Personally, I had to go through a massive overhaul in my life to even see what was wrong with me in the out-of-church scene. It happened over a 3-day period in 1993. God led me into a time of deeply renouncing things like pride, rebellion, hurt, rejection, self-righteousness, a critical spirit, etc. The transformation was immediate and powerful. Suddenly I could see how much of my “God doesn’t need leaders” theory had come from a place of rebellion within me. Much of my anti-body, anti-leader rhetoric died that day. As I deeply renounced all of these strongholds out of my life, the glory and love of God flooded in.
The only advice I can give to today’s loner Christians is to get in a room with God and renounce these things until they are gone. You will notice a huge transformation in every part of your being. I was teaching on this topic a few weeks ago, and a young man experienced a tremendous breakthrough the following week by renouncing the things that had been causing him a lot of spiritual problems. It does work and you need to do it today. It is like expunging them out of you, from the depth of your being in Jesus’ name.
In summary, I would like to come back to the main points I have made here. There is inarguable evidence throughout the New Testament that any expression of true Christianity needs these two things: a real body functioning as a body and real leaders functioning as leaders. Without these two things, we have no legitimate expression of Christianity at all. I believe these are undeniable truths.
Note from the authors: We do not know Andrew Strom and do not vouch for his beliefs. We have quoted him only because we felt that this particular citation accurately responds to the matter this article is addressing. The book he mentions by George Barna is called Revolution. Another popular Christian writer named Gene Edwards also tends to reject leadership, and we caution our readers to be skeptical of his writings. Like Barna he has done some good work, but he is also a proponent of the “open church movement” which we believe to be an over-reaction to abusive leadership and established on unbiblical principles.
Note to the reader:
If you would like to comment on the contents of this paper, please contact us through our website at www.GloriousChurch.com. We welcome and appreciate all honest comments, questions, and criticisms.
Copyright © 2006 David Huston & Jim McKinley
ALL RIGHTS RESERVED. No part of this article may be reproduced or transmitted in any form or by any means, electronic or mechanical, including photocopying, recording, or by any information storage and retrieval system, without permission in writing from the publisher or author; EXCEPT THAT PERMISSION IS GRANTED to reprint all or part of this document for personal study and research provided that reprints are not offered for sale.

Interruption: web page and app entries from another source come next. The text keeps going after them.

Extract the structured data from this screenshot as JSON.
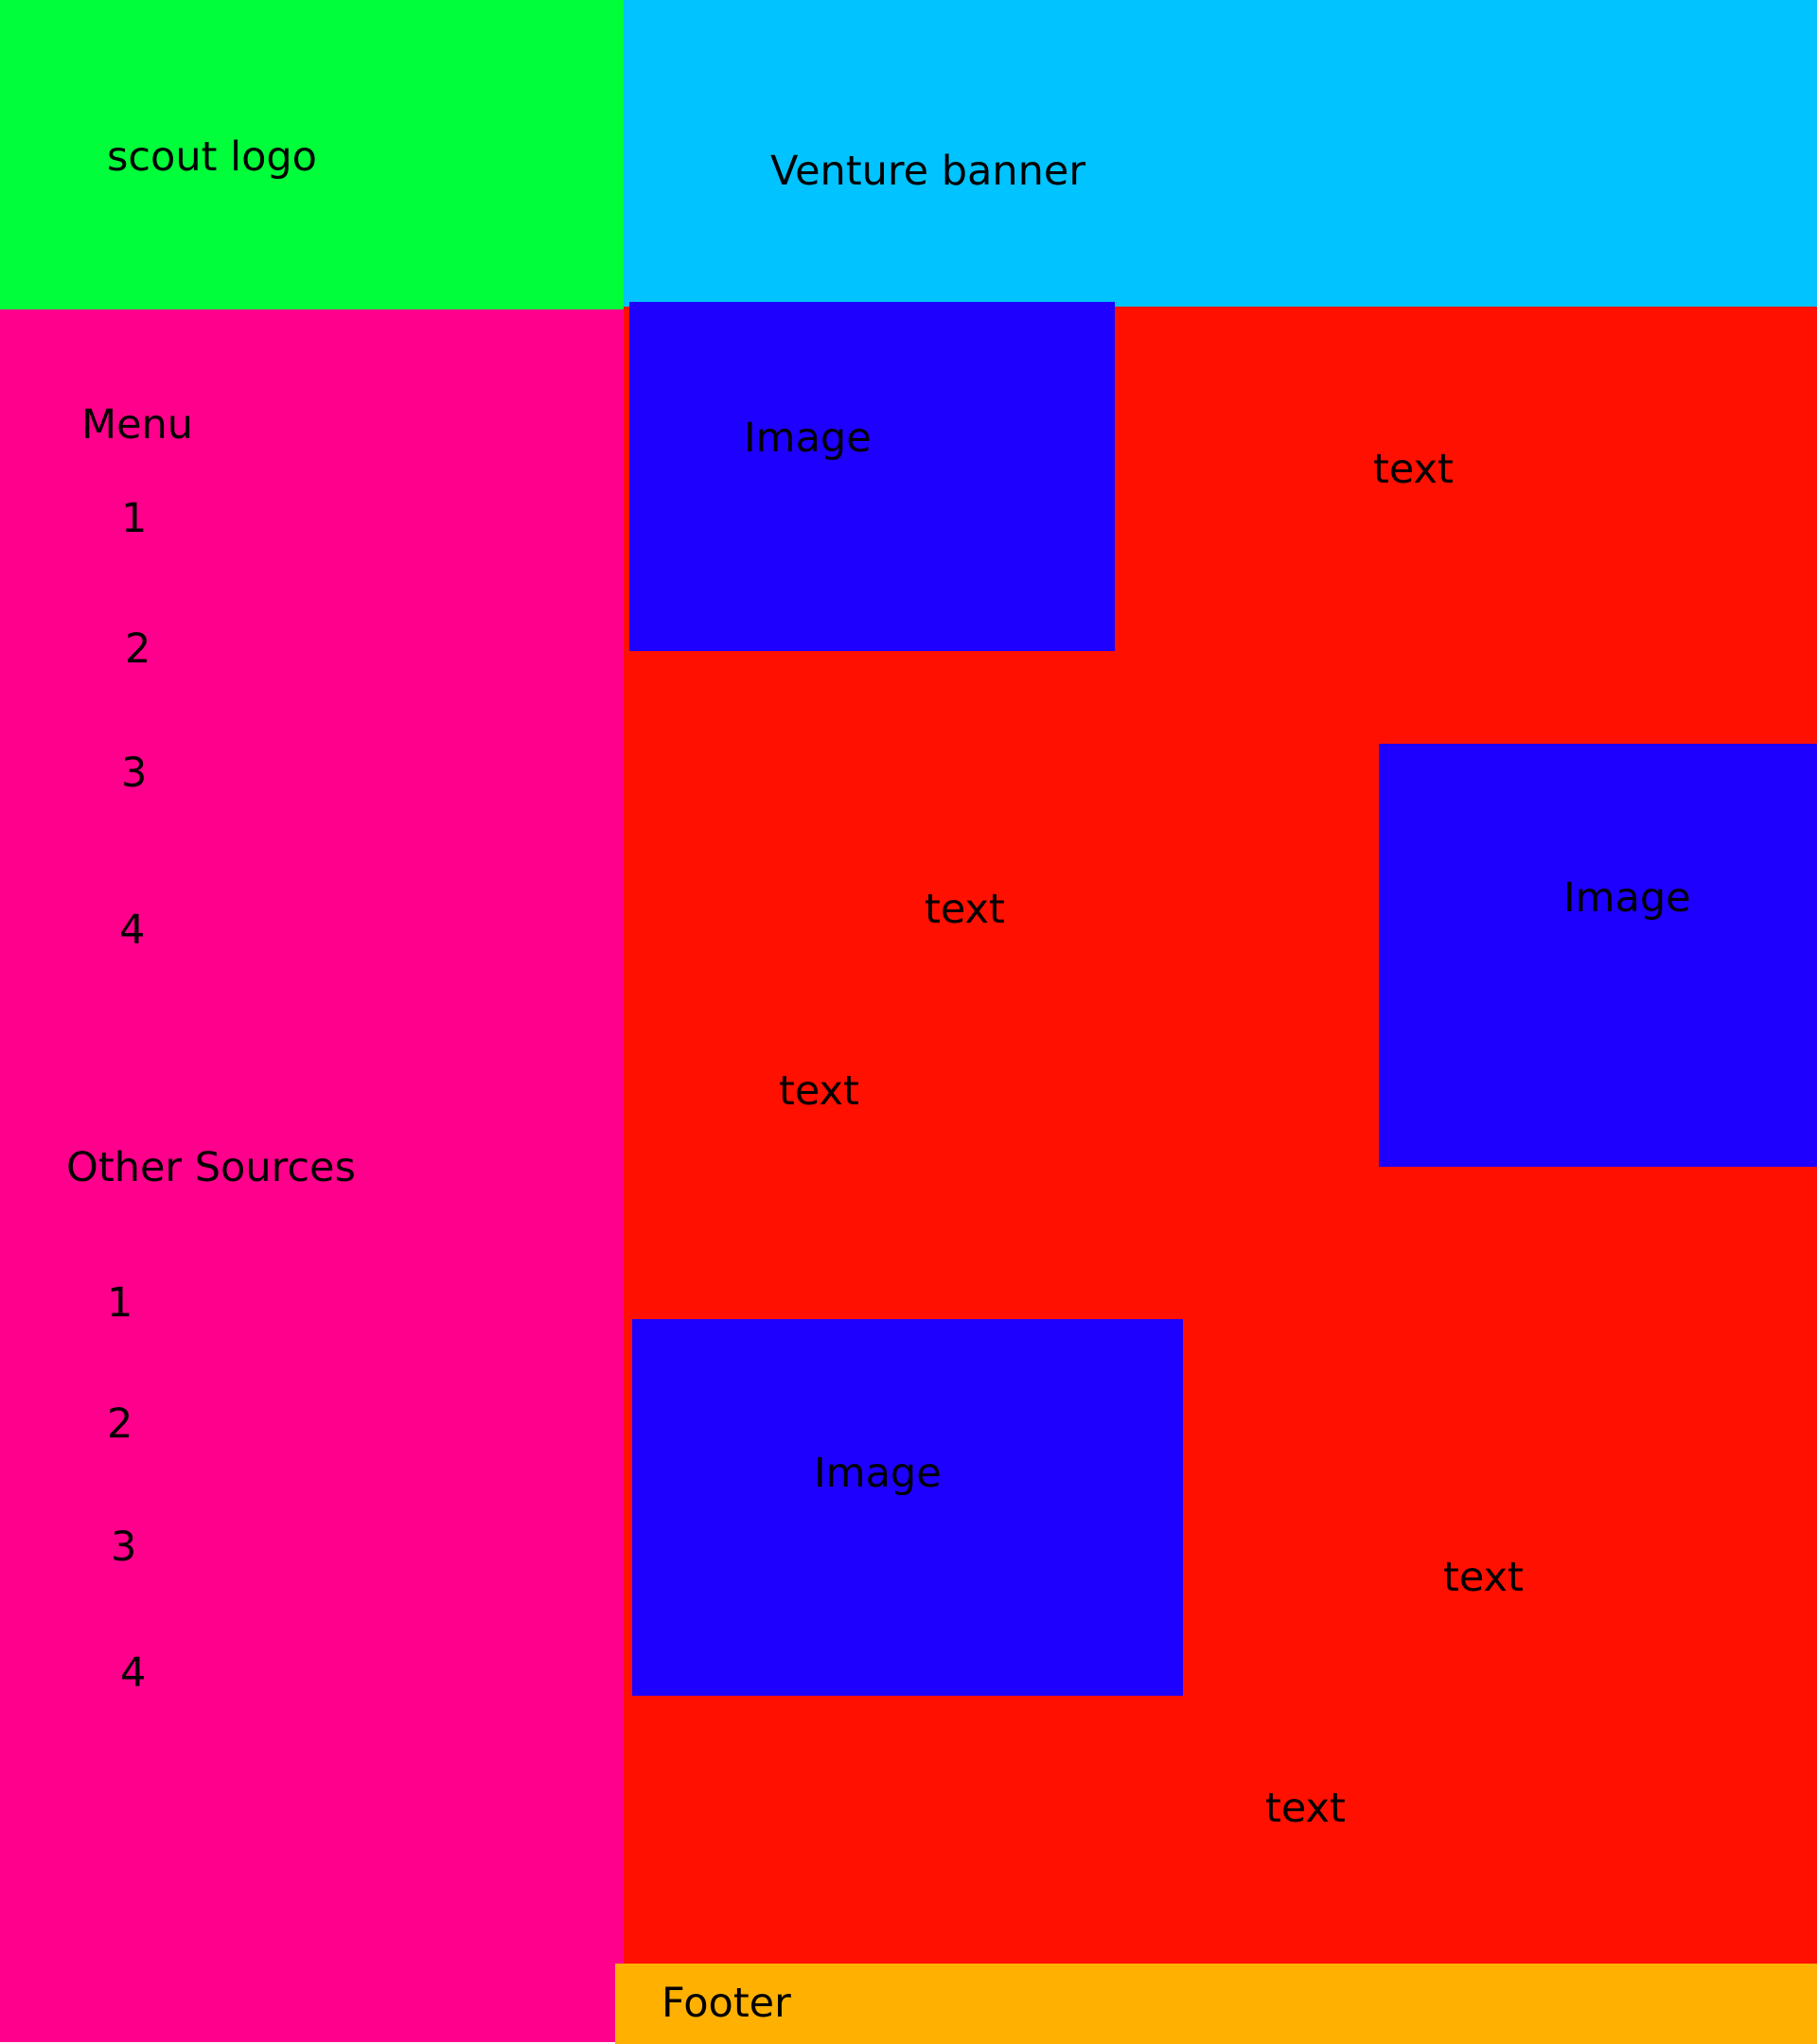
{
  "colors": {
    "logo_bg": "#00ff3a",
    "banner_bg": "#00c3ff",
    "sidebar_bg": "#ff008c",
    "content_bg": "#ff1000",
    "image_bg": "#1e00ff",
    "footer_bg": "#ffb000",
    "text": "#000000"
  },
  "header": {
    "logo_label": "scout logo",
    "banner_label": "Venture banner"
  },
  "sidebar": {
    "menu_title": "Menu",
    "menu_items": [
      "1",
      "2",
      "3",
      "4"
    ],
    "other_title": "Other Sources",
    "other_items": [
      "1",
      "2",
      "3",
      "4"
    ]
  },
  "content": {
    "images": [
      {
        "label": "Image"
      },
      {
        "label": "Image"
      },
      {
        "label": "Image"
      }
    ],
    "texts": [
      "text",
      "text",
      "text",
      "text",
      "text"
    ]
  },
  "footer": {
    "label": "Footer"
  }
}
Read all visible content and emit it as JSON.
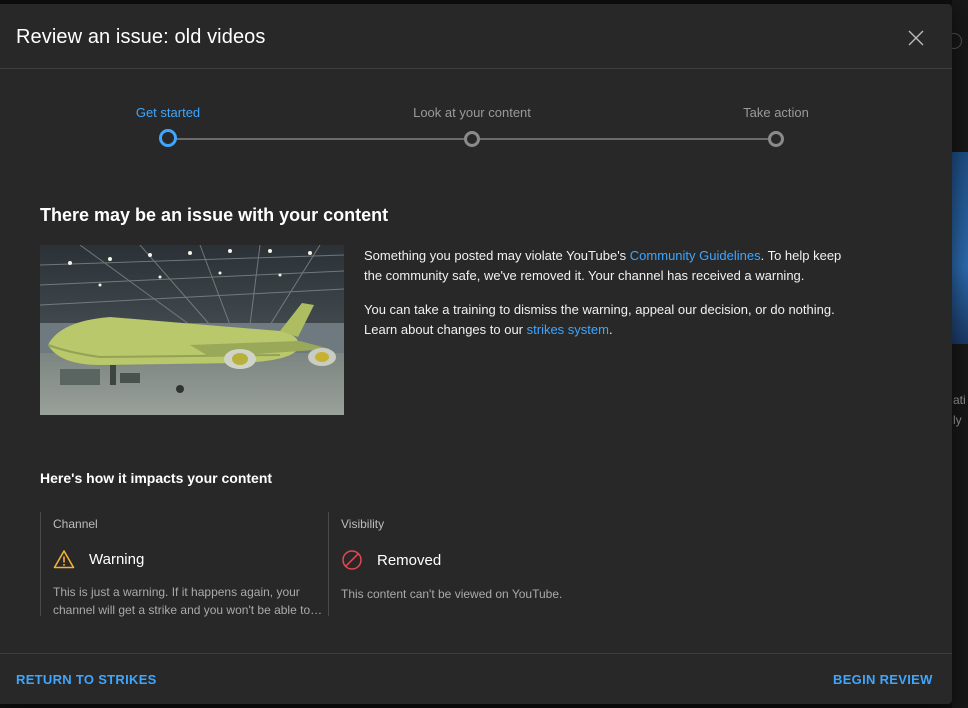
{
  "dialog": {
    "title": "Review an issue: old videos"
  },
  "stepper": {
    "steps": [
      {
        "label": "Get started",
        "active": true
      },
      {
        "label": "Look at your content",
        "active": false
      },
      {
        "label": "Take action",
        "active": false
      }
    ]
  },
  "main": {
    "heading": "There may be an issue with your content",
    "paragraph1_pre": "Something you posted may violate YouTube's ",
    "paragraph1_link": "Community Guidelines",
    "paragraph1_post": ". To help keep the community safe, we've removed it. Your channel has received a warning.",
    "paragraph2_pre": "You can take a training to dismiss the warning, appeal our decision, or do nothing. Learn about changes to our ",
    "paragraph2_link": "strikes system",
    "paragraph2_post": "."
  },
  "impact": {
    "heading": "Here's how it impacts your content",
    "channel": {
      "title": "Channel",
      "status": "Warning",
      "icon": "warning-icon",
      "description": "This is just a warning. If it happens again, your channel will get a strike and you won't be able to upload videos for a week."
    },
    "visibility": {
      "title": "Visibility",
      "status": "Removed",
      "icon": "removed-icon",
      "description": "This content can't be viewed on YouTube."
    }
  },
  "footer": {
    "left_button": "RETURN TO STRIKES",
    "right_button": "BEGIN REVIEW"
  },
  "background": {
    "text1": "ati",
    "text2": "ly"
  },
  "colors": {
    "accent": "#3ea6ff",
    "dialog_bg": "#282828",
    "warning": "#f2b134",
    "removed": "#e5484d"
  }
}
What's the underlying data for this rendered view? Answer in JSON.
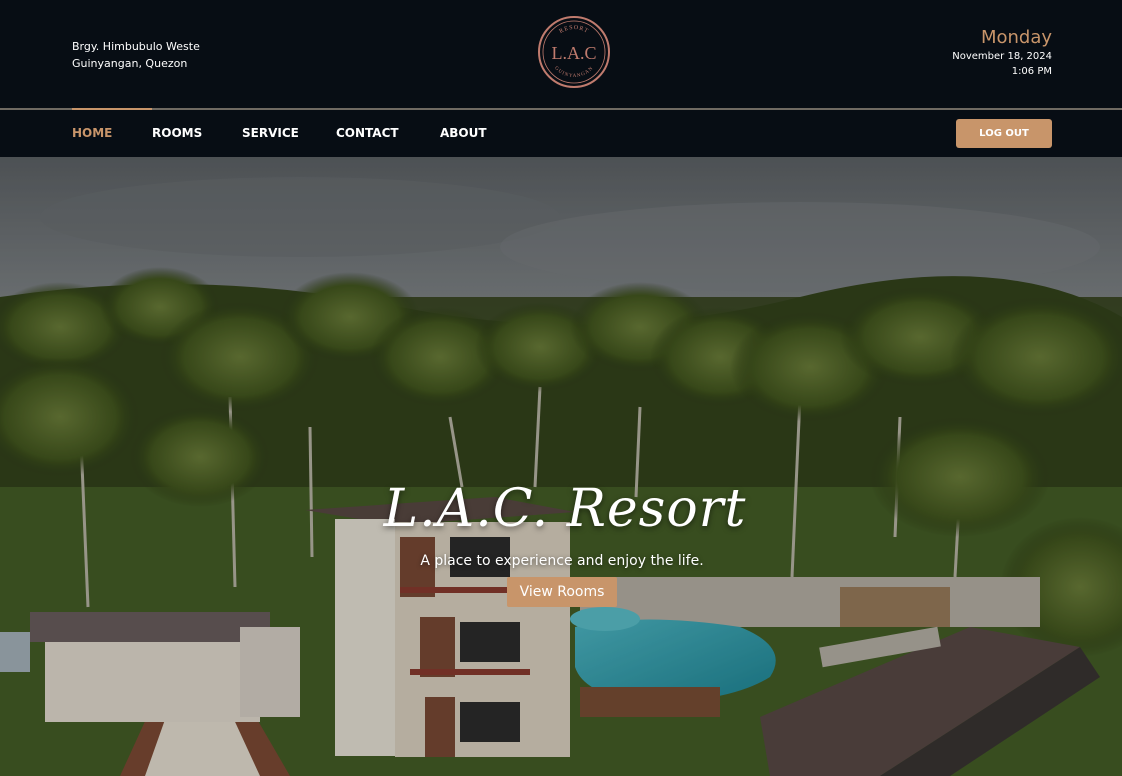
{
  "header": {
    "address_line1": "Brgy. Himbubulo Weste",
    "address_line2": "Guinyangan, Quezon",
    "logo_top_text": "RESORT",
    "logo_main_text": "L.A.C",
    "logo_bottom_text": "GUINYANGAN",
    "day": "Monday",
    "date": "November 18, 2024",
    "time": "1:06 PM"
  },
  "nav": {
    "items": [
      {
        "label": "HOME",
        "active": true
      },
      {
        "label": "ROOMS",
        "active": false
      },
      {
        "label": "SERVICE",
        "active": false
      },
      {
        "label": "CONTACT",
        "active": false
      },
      {
        "label": "ABOUT",
        "active": false
      }
    ],
    "logout_label": "LOG OUT"
  },
  "hero": {
    "title": "L.A.C. Resort",
    "subtitle": "A place to experience and enjoy the life.",
    "button_label": "View Rooms",
    "image": "aerial-photo-resort-palm-trees-pool"
  },
  "colors": {
    "background": "#070d14",
    "accent": "#c8956a",
    "divider": "#6f6a62"
  }
}
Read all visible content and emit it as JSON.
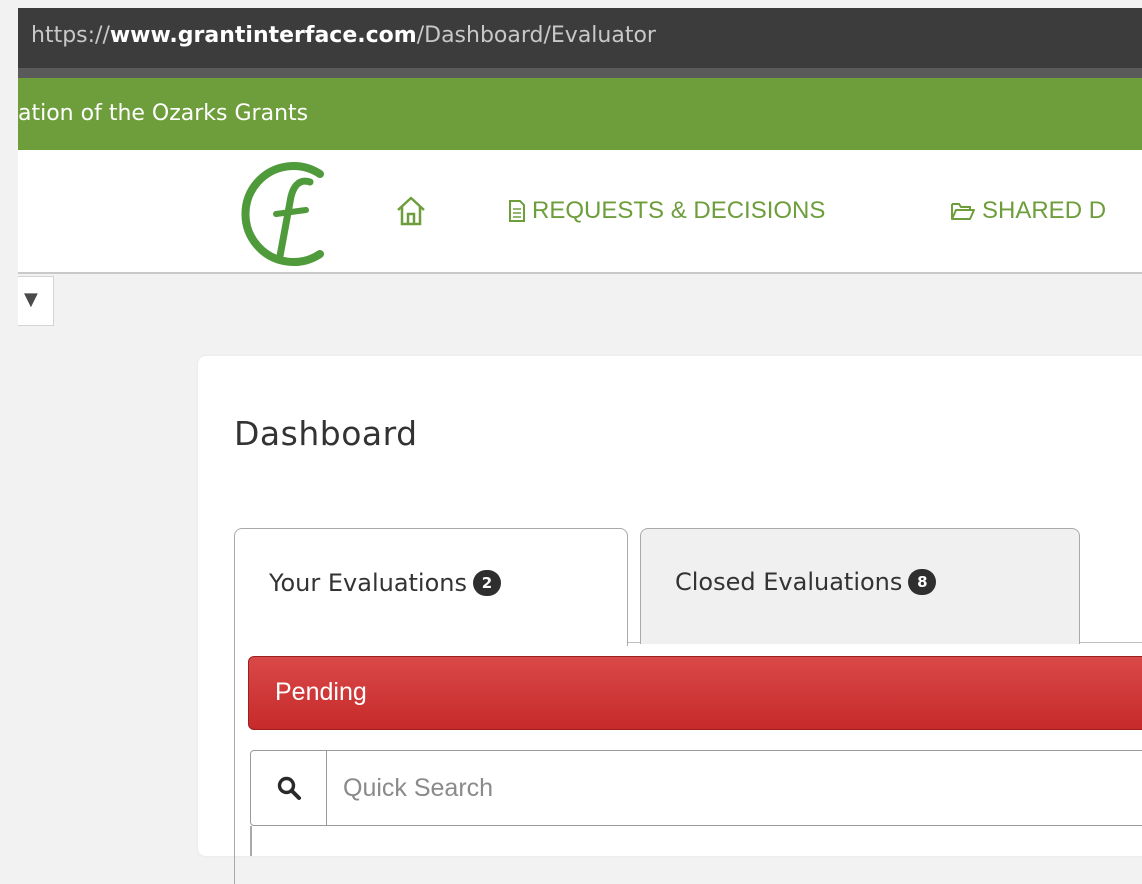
{
  "browser": {
    "url_scheme": "https://",
    "url_host": "www.grantinterface.com",
    "url_path": "/Dashboard/Evaluator"
  },
  "site": {
    "title": "ation of the Ozarks Grants",
    "brand_color": "#6e9e3c"
  },
  "nav": {
    "home_icon": "home-icon",
    "items": [
      {
        "label": "REQUESTS & DECISIONS",
        "icon": "document-icon"
      },
      {
        "label": "SHARED D",
        "icon": "folder-open-icon"
      }
    ]
  },
  "sidebar_toggle": {
    "glyph": "▼"
  },
  "page": {
    "title": "Dashboard"
  },
  "tabs": [
    {
      "label": "Your Evaluations",
      "count": "2",
      "active": true
    },
    {
      "label": "Closed Evaluations",
      "count": "8",
      "active": false
    }
  ],
  "panel": {
    "status_header": "Pending",
    "status_color": "#c72a2a",
    "search": {
      "placeholder": "Quick Search",
      "value": ""
    }
  }
}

All Scripture references are from the New King James Version of the Bible, copyright 1990 by Thomas Nelson Inc., Nashville, TN, unless otherwise indicated.